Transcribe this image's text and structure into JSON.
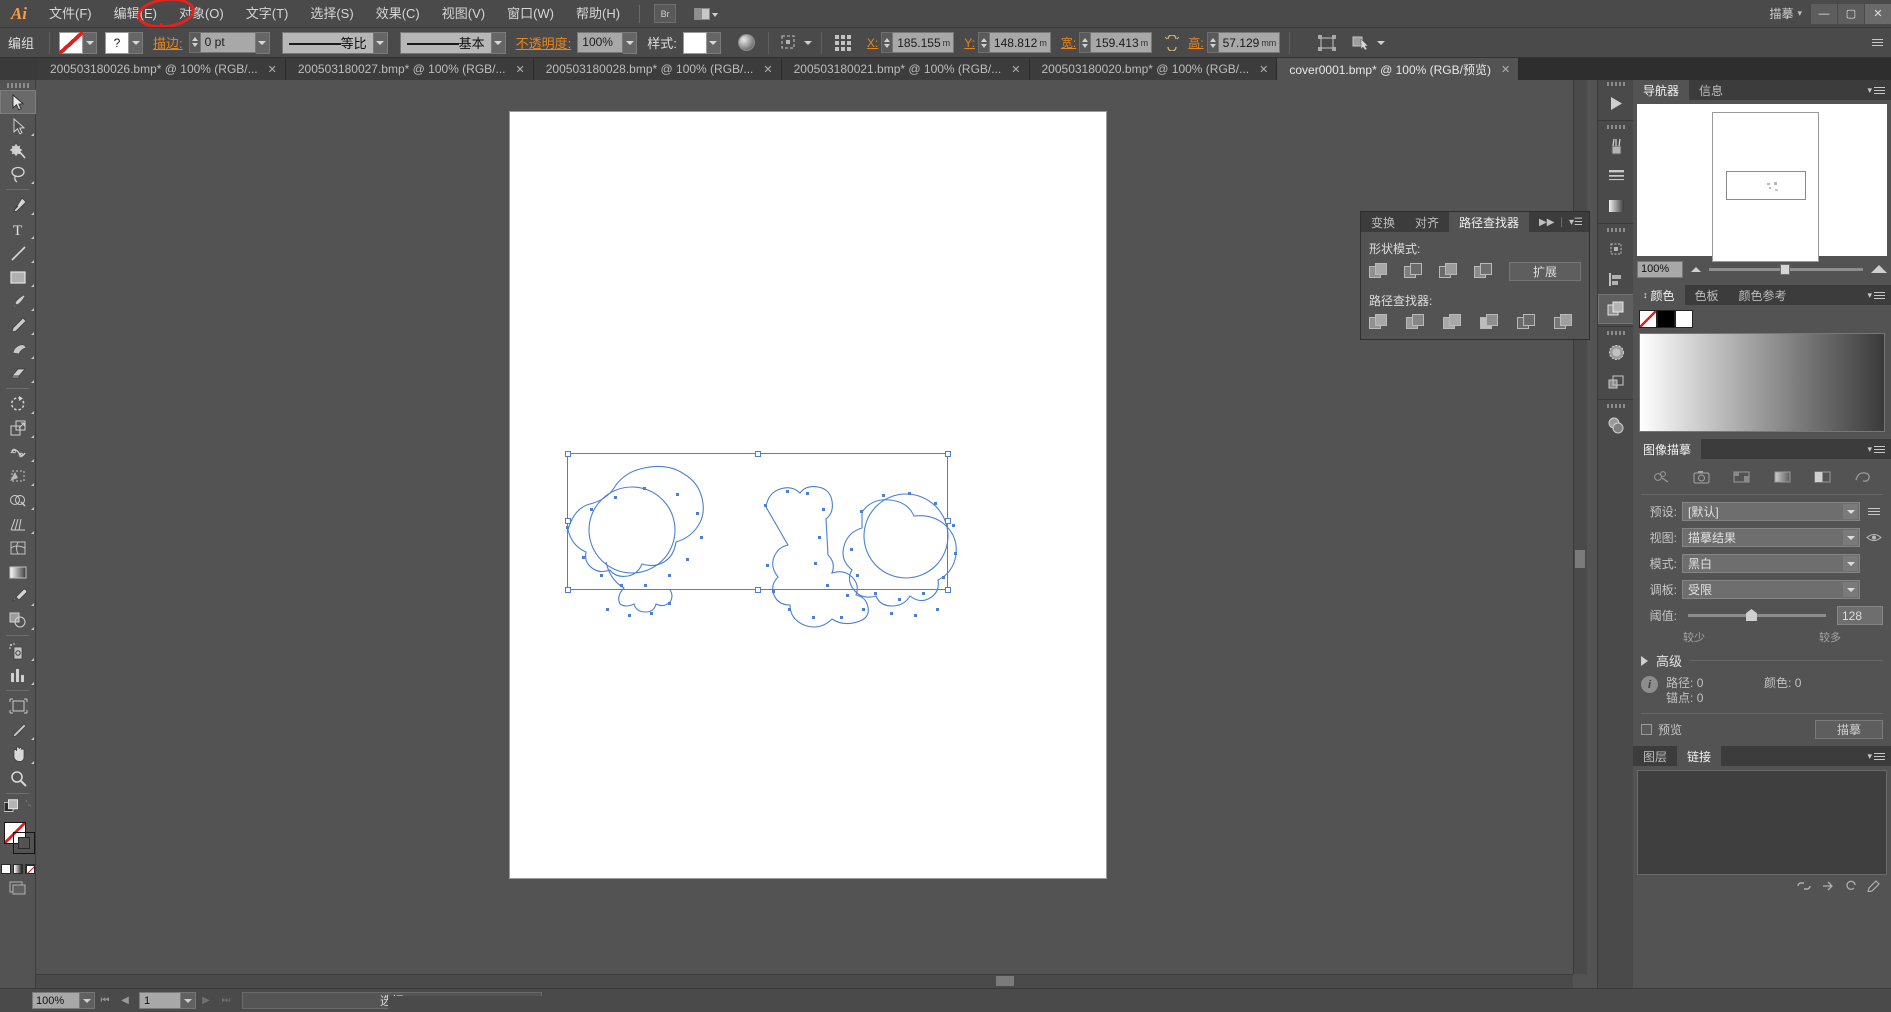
{
  "app": {
    "name": "Ai",
    "menus": [
      "文件(F)",
      "编辑(E)",
      "对象(O)",
      "文字(T)",
      "选择(S)",
      "效果(C)",
      "视图(V)",
      "窗口(W)",
      "帮助(H)"
    ],
    "bridge_button": "Br",
    "workspace_label": "描摹",
    "window_controls": {
      "minimize": "—",
      "maximize": "▢",
      "close": "✕"
    }
  },
  "options_bar": {
    "selection_type": "编组",
    "fill_swatch": "none",
    "stroke_swatch": "?",
    "stroke_label": "描边:",
    "stroke_weight": "0 pt",
    "variable_width_profile": "等比",
    "brush_definition": "基本",
    "opacity_label": "不透明度:",
    "opacity_value": "100%",
    "style_label": "样式:",
    "transform": {
      "x_label": "X:",
      "x_value": "185.155",
      "x_unit": "m",
      "y_label": "Y:",
      "y_value": "148.812",
      "y_unit": "m",
      "w_label": "宽:",
      "w_value": "159.413",
      "w_unit": "m",
      "h_label": "高:",
      "h_value": "57.129",
      "h_unit": "mm"
    }
  },
  "tabs": [
    {
      "title": "200503180026.bmp* @ 100% (RGB/...",
      "close": "✕",
      "active": false
    },
    {
      "title": "200503180027.bmp* @ 100% (RGB/...",
      "close": "✕",
      "active": false
    },
    {
      "title": "200503180028.bmp* @ 100% (RGB/...",
      "close": "✕",
      "active": false
    },
    {
      "title": "200503180021.bmp* @ 100% (RGB/...",
      "close": "✕",
      "active": false
    },
    {
      "title": "200503180020.bmp* @ 100% (RGB/...",
      "close": "✕",
      "active": false
    },
    {
      "title": "cover0001.bmp* @ 100% (RGB/预览)",
      "close": "✕",
      "active": true
    }
  ],
  "pathfinder_panel": {
    "tabs": [
      "变换",
      "对齐",
      "路径查找器"
    ],
    "active_tab": "路径查找器",
    "shape_modes_label": "形状模式:",
    "expand_button": "扩展",
    "pathfinders_label": "路径查找器:",
    "shape_mode_buttons": [
      "unite-icon",
      "minus-front-icon",
      "intersect-icon",
      "exclude-icon"
    ],
    "pathfinder_buttons": [
      "divide-icon",
      "trim-icon",
      "merge-icon",
      "crop-icon",
      "outline-icon",
      "minus-back-icon"
    ]
  },
  "navigator_panel": {
    "tabs": [
      "导航器",
      "信息"
    ],
    "active_tab": "导航器",
    "zoom_value": "100%"
  },
  "color_panel": {
    "tabs": [
      "颜色",
      "色板",
      "颜色参考"
    ],
    "active_tab": "颜色"
  },
  "image_trace_panel": {
    "tabs": [
      "图像描摹"
    ],
    "active_tab": "图像描摹",
    "preset_label": "预设:",
    "preset_value": "[默认]",
    "view_label": "视图:",
    "view_value": "描摹结果",
    "mode_label": "模式:",
    "mode_value": "黑白",
    "palette_label": "调板:",
    "palette_value": "受限",
    "threshold_label": "阈值:",
    "threshold_value": "128",
    "threshold_min_label": "较少",
    "threshold_max_label": "较多",
    "advanced_label": "高级",
    "stats": {
      "paths_label": "路径:",
      "paths_value": "0",
      "colors_label": "颜色:",
      "colors_value": "0",
      "anchors_label": "锚点:",
      "anchors_value": "0"
    },
    "preview_label": "预览",
    "trace_button": "描摹"
  },
  "layers_panel": {
    "tabs": [
      "图层",
      "链接"
    ],
    "active_tab": "链接"
  },
  "status_bar": {
    "zoom": "100%",
    "page": "1",
    "status_text": "选择"
  },
  "toolbar": {
    "tools": [
      "selection-tool-icon",
      "direct-selection-tool-icon",
      "magic-wand-tool-icon",
      "lasso-tool-icon",
      "pen-tool-icon",
      "type-tool-icon",
      "line-segment-tool-icon",
      "rectangle-tool-icon",
      "paintbrush-tool-icon",
      "pencil-tool-icon",
      "blob-brush-tool-icon",
      "eraser-tool-icon",
      "rotate-tool-icon",
      "scale-tool-icon",
      "width-tool-icon",
      "free-transform-tool-icon",
      "shape-builder-tool-icon",
      "perspective-grid-tool-icon",
      "mesh-tool-icon",
      "gradient-tool-icon",
      "eyedropper-tool-icon",
      "blend-tool-icon",
      "symbol-sprayer-tool-icon",
      "column-graph-tool-icon",
      "artboard-tool-icon",
      "slice-tool-icon",
      "hand-tool-icon",
      "zoom-tool-icon"
    ],
    "selected_tool": "selection-tool-icon"
  },
  "right_dock": {
    "buttons": [
      "expand-panels-icon",
      "brushes-icon",
      "stroke-icon",
      "gradient-icon",
      "artboards-icon",
      "align-icon",
      "pathfinder-icon",
      "transparency-icon",
      "appearance-icon",
      "graphic-styles-icon"
    ],
    "selected": "pathfinder-icon"
  },
  "annotation": {
    "shape": "red-circle-highlight",
    "target_menu": "对象(O)",
    "color": "#e8221a"
  },
  "colors": {
    "chrome": "#535353",
    "chrome_dark": "#4a4a4a",
    "accent_orange": "#e8861e",
    "selection_blue": "#4a7fd4",
    "canvas": "#ffffff"
  }
}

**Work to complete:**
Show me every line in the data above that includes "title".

**Result of this exercise:**
      "title": "200503180026.bmp* @ 100% (RGB/...",
      "title": "200503180027.bmp* @ 100% (RGB/...",
      "title": "200503180028.bmp* @ 100% (RGB/...",
      "title": "200503180021.bmp* @ 100% (RGB/...",
      "title": "200503180020.bmp* @ 100% (RGB/...",
      "title": "cover0001.bmp* @ 100% (RGB/预览)",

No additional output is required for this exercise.